Before the next year, I was pregnant with Mojisola (Moji), then Lemuria—they are 18 months apart—and two years later, Akhnaten. That’s five years of being pregnant and/or breastfeeding. They all shared space with the cyst until I had it removed when Akhi was about 18 months old. I like to think the power of prayers and absolute will made my children possible for me and my life.
TGU: What is the most surprising thing about motherhood?
ABG: How intuitive the experience is among “willing souls.” Motherhood is not easy or hard, it just is. It’s just like other types of challenges in life, and for me [reaped] boundless daily rewards, tears, negotiations and bright moments. I am now deep in, as my children now have children—that’s seven grandchildren. And my first great-granddaughter, Naiilah, was born in March.
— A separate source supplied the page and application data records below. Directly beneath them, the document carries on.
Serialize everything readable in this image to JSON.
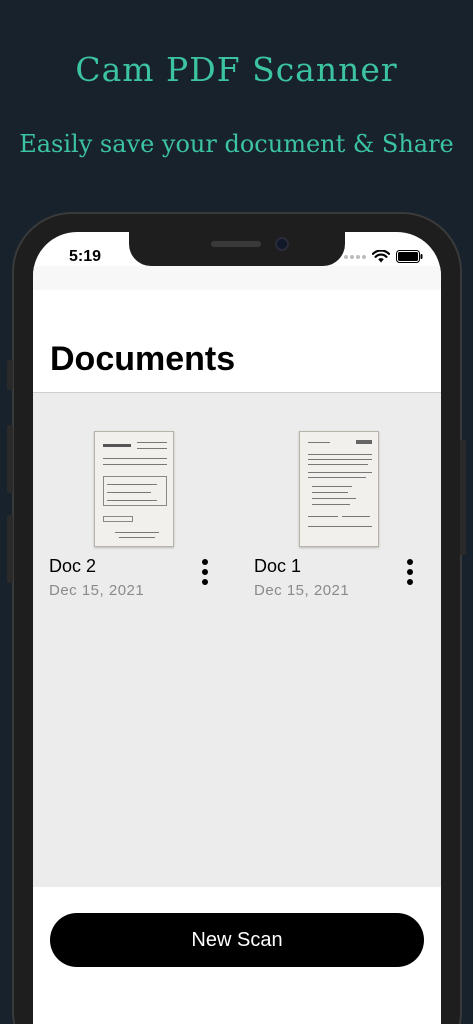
{
  "promo": {
    "title": "Cam PDF Scanner",
    "subtitle": "Easily save your document & Share"
  },
  "status_bar": {
    "time": "5:19"
  },
  "page": {
    "title": "Documents"
  },
  "documents": [
    {
      "name": "Doc 2",
      "date": "Dec 15, 2021"
    },
    {
      "name": "Doc 1",
      "date": "Dec 15, 2021"
    }
  ],
  "actions": {
    "new_scan_label": "New Scan"
  },
  "colors": {
    "background": "#17222d",
    "accent": "#3cc3a0",
    "doc_area": "#ececec",
    "button": "#000000"
  },
  "icons": [
    "wifi-icon",
    "battery-icon",
    "more-vertical-icon"
  ]
}
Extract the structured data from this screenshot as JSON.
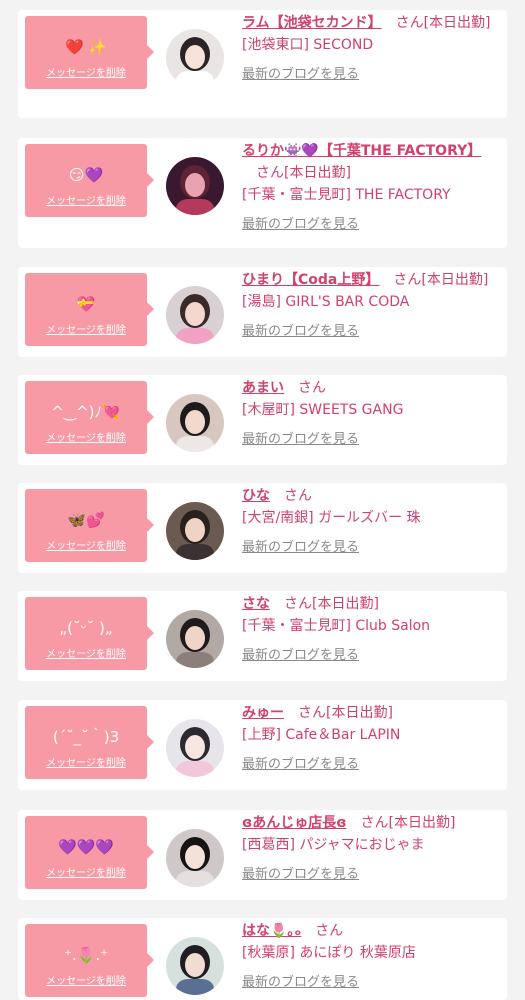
{
  "delete_label": "メッセージを削除",
  "blog_label": "最新のブログを見る",
  "honorific": "さん",
  "colors": {
    "background": "#f3f3f3",
    "card": "#ffffff",
    "bubble": "#f79aa6",
    "name": "#d2416b",
    "link_gray": "#8a8a8a"
  },
  "cards": [
    {
      "message": "❤️ ✨",
      "name": "ラム【池袋セカンド】",
      "status": "[本日出勤]",
      "shop": "[池袋東口] SECOND",
      "avatar": {
        "bg": "#e9e5e4",
        "skin": "#f6e2d8",
        "hair": "#2b2426",
        "cloth": "#ffffff"
      }
    },
    {
      "message": "😏💜",
      "name": "るりか👾💜【千葉THE FACTORY】",
      "status": "[本日出勤]",
      "shop": "[千葉・富士見町] THE FACTORY",
      "avatar": {
        "bg": "#3a1830",
        "skin": "#e8a3b0",
        "hair": "#5c2434",
        "cloth": "#b33a5b"
      }
    },
    {
      "message": "💝",
      "name": "ひまり【Coda上野】",
      "status": "[本日出勤]",
      "shop": "[湯島] GIRL'S BAR CODA",
      "avatar": {
        "bg": "#d9d0d4",
        "skin": "#f4d8cf",
        "hair": "#3a2a2a",
        "cloth": "#f1a2c4"
      }
    },
    {
      "message": "^‿^)ﾉ💘",
      "name": "あまい",
      "status": "",
      "shop": "[木屋町] SWEETS GANG",
      "avatar": {
        "bg": "#d7c7c0",
        "skin": "#f1d9cd",
        "hair": "#1e1a1b",
        "cloth": "#ede7e5"
      }
    },
    {
      "message": "🦋💕",
      "name": "ひな",
      "status": "",
      "shop": "[大宮/南銀] ガールズバー 珠",
      "avatar": {
        "bg": "#6a5a52",
        "skin": "#efd3c5",
        "hair": "#2a201c",
        "cloth": "#3b3132"
      }
    },
    {
      "message": "„(˘ᵕ˘ )„",
      "name": "さな",
      "status": "[本日出勤]",
      "shop": "[千葉・富士見町] Club Salon",
      "avatar": {
        "bg": "#b3a9a4",
        "skin": "#efd5c8",
        "hair": "#1f1b1c",
        "cloth": "#8c7f7b"
      }
    },
    {
      "message": "(´˘_˘｀)3",
      "name": "みゅー",
      "status": "[本日出勤]",
      "shop": "[上野] Cafe＆Bar LAPIN",
      "avatar": {
        "bg": "#e8e5ea",
        "skin": "#f7e6e1",
        "hair": "#2c2a30",
        "cloth": "#f2c7d9"
      }
    },
    {
      "message": "💜💜💜",
      "name": "ɞあんじゅ店長ɞ",
      "status": "[本日出勤]",
      "shop": "[西葛西] パジャマにおじゃま",
      "avatar": {
        "bg": "#cfc7c8",
        "skin": "#f4e1da",
        "hair": "#161314",
        "cloth": "#e6dfe0"
      }
    },
    {
      "message": "⁺.🌷.⁺",
      "name": "はな🌷｡ₒ",
      "status": "",
      "shop": "[秋葉原] あにぽり 秋葉原店",
      "avatar": {
        "bg": "#d6e1dd",
        "skin": "#f1dcd2",
        "hair": "#1e1e22",
        "cloth": "#5a6f93"
      }
    }
  ]
}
They all bring wonder and joy and adventure and add new pathways to the life journey. I now never walk alone. [Editor’s note: In addition to grandchildren Hannibal, Zaiane and Garvey, all of whom have been featured in this series, Aissatou’s son, U.S. Olympic coach Akhnaten Spencer-El, and his wife, Erica, are parents of four: Skye, Elijah and twins Zoé and Olivia.]
TGU: What is your mothering style?
ABG: New age, with some old-school values. I always leaned toward the concept of the open classroom: discovery and inquiry, a worldview with lots of commentary. Everything is not perfect or sweet, but manageable. I am here for the questions and the love without conditions.
TGU: How does your mothering style differ from your mother’s?
ABG: In many ways, I have mimicked what I learned from my mom and her mom (hard not to), but with the “new age” take on it: love, love and more love.
I work hard at the “no guilt” style so popular among past generations. It seems that old habits are hard to shake, plus the goal is balance. But I do try and catch myself when I sound judgy and overly authoritative. We are all a work in progress … moms, too!
TGU: What is your strongest impression of your mother?
ABG: My mother is deeply spiritual, open to newness and real artistic in everything. She has a flair for beauty and is deeply caring for family and friends. No alcohol, no drugs, lots of life, not a fan of hard work. She always did the best she could with what she had and could make a little seem like a whole lot.
TGU: What do you hope will be your child’s (or children’s) strongest impression of you?
ABG: I would like them to know how much they have meant for my life and for my development as a human on this earth. How proud of them I am and how much I love who they are as people. They are the children, playmates, travel mates, adventure seekers that I have always wanted. Not perfect, but real close.
They are the community-conscious, opinionated, loving and smart people I have always wanted to be associated with. I want them to know they are beautiful and wonderful, and I am so full of pride and joy when I think and speak of my precious gifts from God and the ancestors. I see so much hope for the world in them and their children. They are also respectful, vulnerable, inquisitive and full of wonder—consummate lifetime learners—and I like that.
TGU: What is/was your greatest wish for your child (or children)?
ABG: My greatest wish is for their happiness and grounding in a crazy world. I want them to stand firm in faith, history, determination and the ancestors. May all of their hopes and dreams come true and manifest in this lifetime. They know so much more than I did, so much more than I do, and there is so much to learn.
TGU: Do you consider your family to be a matriarchal one? Why or why not?
ABG: Oh, hell yeah! She who guides the culture rules, I have noticed.